The story follows a sly six-year-old named Moonee (an adorable Brooklyn Prince) who, along with her close friends (Valeria Cotto and Christopher Rivera), explore, criticize and disrupt a simple hotel complex on the outskirts of Disney World. The inn, aptly called the Magic Castle, houses folks of all kinds, from tourists looking for somewhere cheap to stay, to the people who essentially turned it into permanent lodging. Moonee lives there with her young, naïve single mother, Halley (Bria Vinaite), who struggles to make rent and can’t get a job, but manages by hustling in front of fancier hotels and sneaking meals from a friend’s restaurant.
Taking place over the course of a summer, these precocious kids are free to roam the kingdom and create happiness of their own near the “Happiest Place on Earth.” When they aren’t trying to revive a dead fish by putting it into a swimming pool, they are spitting on guests’ cars or turning off the hotel’s power just to see what happens. There’s not a single mischievous stone they wouldn’t turn over.
Aside from Willem Dafoe’s heartwarming turn as a hotel manager, many of the actors Baker cast were plucked from obscurity. Vinaite, a 24-year-old New York-based clothing designer and apparent marijuana-lover, was found by Baker scrolling through Instagram. When we spoke with Baker about THE FLORIDA PROJECT, he said her posts channeled Halley’s carefree spirit.

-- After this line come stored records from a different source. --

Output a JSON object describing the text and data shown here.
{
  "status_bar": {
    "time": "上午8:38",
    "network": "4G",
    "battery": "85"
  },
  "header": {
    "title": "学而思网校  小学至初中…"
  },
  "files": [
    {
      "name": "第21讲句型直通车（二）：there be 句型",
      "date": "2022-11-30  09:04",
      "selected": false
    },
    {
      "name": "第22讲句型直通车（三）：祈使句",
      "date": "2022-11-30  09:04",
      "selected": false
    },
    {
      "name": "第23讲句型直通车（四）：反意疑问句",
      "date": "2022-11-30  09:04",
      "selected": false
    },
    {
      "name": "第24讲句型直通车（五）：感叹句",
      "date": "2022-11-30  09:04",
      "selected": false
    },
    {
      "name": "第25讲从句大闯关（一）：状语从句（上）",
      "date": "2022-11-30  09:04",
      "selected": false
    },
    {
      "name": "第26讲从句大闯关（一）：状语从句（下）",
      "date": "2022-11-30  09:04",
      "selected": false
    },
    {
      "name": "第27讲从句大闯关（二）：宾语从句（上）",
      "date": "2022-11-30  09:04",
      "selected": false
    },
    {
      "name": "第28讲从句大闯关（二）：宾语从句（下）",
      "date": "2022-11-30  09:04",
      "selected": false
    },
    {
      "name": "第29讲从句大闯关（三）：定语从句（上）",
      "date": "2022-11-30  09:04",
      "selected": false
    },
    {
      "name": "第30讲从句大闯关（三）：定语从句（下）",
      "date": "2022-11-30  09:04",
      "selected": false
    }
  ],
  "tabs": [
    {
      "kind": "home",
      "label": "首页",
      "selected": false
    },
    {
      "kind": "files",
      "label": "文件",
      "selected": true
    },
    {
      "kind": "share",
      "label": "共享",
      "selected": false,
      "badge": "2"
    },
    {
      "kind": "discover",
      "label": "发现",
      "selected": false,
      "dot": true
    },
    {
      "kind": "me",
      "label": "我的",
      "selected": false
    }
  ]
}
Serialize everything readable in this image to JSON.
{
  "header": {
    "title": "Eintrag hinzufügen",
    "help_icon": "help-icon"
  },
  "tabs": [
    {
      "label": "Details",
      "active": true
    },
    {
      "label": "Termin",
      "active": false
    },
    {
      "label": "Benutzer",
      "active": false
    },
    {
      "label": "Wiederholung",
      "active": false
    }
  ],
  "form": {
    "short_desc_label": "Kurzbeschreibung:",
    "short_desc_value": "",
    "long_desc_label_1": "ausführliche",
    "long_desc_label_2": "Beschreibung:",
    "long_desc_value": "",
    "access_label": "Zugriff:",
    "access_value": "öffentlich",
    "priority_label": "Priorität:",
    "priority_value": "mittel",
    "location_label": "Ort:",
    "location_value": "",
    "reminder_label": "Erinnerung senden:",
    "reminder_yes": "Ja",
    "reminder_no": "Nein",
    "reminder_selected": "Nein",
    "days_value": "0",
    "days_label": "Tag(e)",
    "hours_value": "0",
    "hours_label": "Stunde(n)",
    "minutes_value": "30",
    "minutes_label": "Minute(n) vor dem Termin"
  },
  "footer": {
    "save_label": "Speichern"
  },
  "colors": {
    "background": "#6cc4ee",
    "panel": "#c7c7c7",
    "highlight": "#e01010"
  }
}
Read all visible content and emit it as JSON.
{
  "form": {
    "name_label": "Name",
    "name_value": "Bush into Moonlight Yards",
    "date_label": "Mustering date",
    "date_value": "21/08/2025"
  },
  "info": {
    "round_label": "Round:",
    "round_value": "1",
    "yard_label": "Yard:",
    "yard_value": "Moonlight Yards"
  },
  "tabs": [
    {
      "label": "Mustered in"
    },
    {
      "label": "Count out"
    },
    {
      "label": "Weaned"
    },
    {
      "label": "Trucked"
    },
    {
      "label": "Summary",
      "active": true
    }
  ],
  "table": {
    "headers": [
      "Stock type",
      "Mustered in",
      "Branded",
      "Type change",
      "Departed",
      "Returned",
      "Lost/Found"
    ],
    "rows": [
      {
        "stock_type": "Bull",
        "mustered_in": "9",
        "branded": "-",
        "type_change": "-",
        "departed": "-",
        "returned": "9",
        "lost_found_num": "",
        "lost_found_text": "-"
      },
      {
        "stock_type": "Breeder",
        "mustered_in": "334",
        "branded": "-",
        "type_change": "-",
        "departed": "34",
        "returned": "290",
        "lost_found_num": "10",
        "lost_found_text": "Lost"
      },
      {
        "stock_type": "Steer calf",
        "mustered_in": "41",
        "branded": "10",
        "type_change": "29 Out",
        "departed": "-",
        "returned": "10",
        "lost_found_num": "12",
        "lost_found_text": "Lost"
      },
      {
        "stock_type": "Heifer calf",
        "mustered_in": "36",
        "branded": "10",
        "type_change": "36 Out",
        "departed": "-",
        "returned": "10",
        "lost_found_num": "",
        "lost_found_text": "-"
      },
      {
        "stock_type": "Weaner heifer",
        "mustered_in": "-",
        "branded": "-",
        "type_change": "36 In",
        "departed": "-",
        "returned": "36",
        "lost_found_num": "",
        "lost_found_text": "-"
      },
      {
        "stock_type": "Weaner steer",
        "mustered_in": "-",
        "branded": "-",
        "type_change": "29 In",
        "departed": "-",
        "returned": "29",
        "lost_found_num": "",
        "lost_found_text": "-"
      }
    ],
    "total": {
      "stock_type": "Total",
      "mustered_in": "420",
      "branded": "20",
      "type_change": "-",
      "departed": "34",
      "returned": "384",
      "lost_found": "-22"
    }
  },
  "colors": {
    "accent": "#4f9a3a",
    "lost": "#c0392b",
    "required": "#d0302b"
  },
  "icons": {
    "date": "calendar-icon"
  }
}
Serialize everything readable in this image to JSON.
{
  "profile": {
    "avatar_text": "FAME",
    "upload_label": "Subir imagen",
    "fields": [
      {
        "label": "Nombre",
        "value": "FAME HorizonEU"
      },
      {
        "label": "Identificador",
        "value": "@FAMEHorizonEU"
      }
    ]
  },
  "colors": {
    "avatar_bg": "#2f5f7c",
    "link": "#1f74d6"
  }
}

“I remember one video on Instagram in particular where she was jumping around in a backyard, and it really made me laugh,” Baker recalled. “There were a lot of videos where she would speak directly to the camera while smoking a blunt. It was as if she didn’t have a care in the world, which was exactly what I was looking for.”
Baker admitted that they looked at some A-list actors for the part, but he kept going back to Vinaite’s Instagram saying, “no one is going to be as good as her” or feel as authentic. However, casting Vinaite wasn’t done so with a snap of a finger. While she was interested in the part after privately messaging Vinaite, Baker had to prove that his unconventional casting would be a fit for the film.
“I was really happy it ended up working out, because I felt a lot of pressure from myself to make sure I didn’t ruin the whole movie for him,” Vinaite said. “I did not think it would be as well received as it was, even with such an amazing director and [Dafoe] on board. I never knew about the hidden homeless situation until this film. There are so many things that aren’t talked about, and it’s my hope this film opens a new dialogue.”
Vinaite spoke about how Baker has a skill for taking slices of life and shaping them into beautifully crafted stories. All of Baker’s films expose new worlds to the uninitiated. When asked if this was the kind of material he actively seeks, Baker said he just wants to tell honest stories.
“What we explore in [THE FLORIDA PROJECT] is a national problem. Chris Bergoch, my co-screenwriter, brought it to my attention,” Baker said. “It wasn’t until I did research that I realized this is a nationwide issue. However, [Bergoch and I] decided to set it [near Disney World] because of the juxtaposition between children growing up in hotels and what we consider the ‘happiest place on earth’ right next door. We were thinking that the message we would be giving is if it could happen here, it could happen anywhere.”
The duality of Baker finding a place where dreams come true next to a place where dreams go to die is a poetic dose of reality. THE FLORIDA PROJECT is both touching and heartbreaking. It will lift your spirits as much as it will send them down. But ultimately, we arrive at a film that’s tender and magical.
THE FLORIDA PROJECT is now playing in select markets, and opens in Dallas-Fort Worth on Friday (10/20).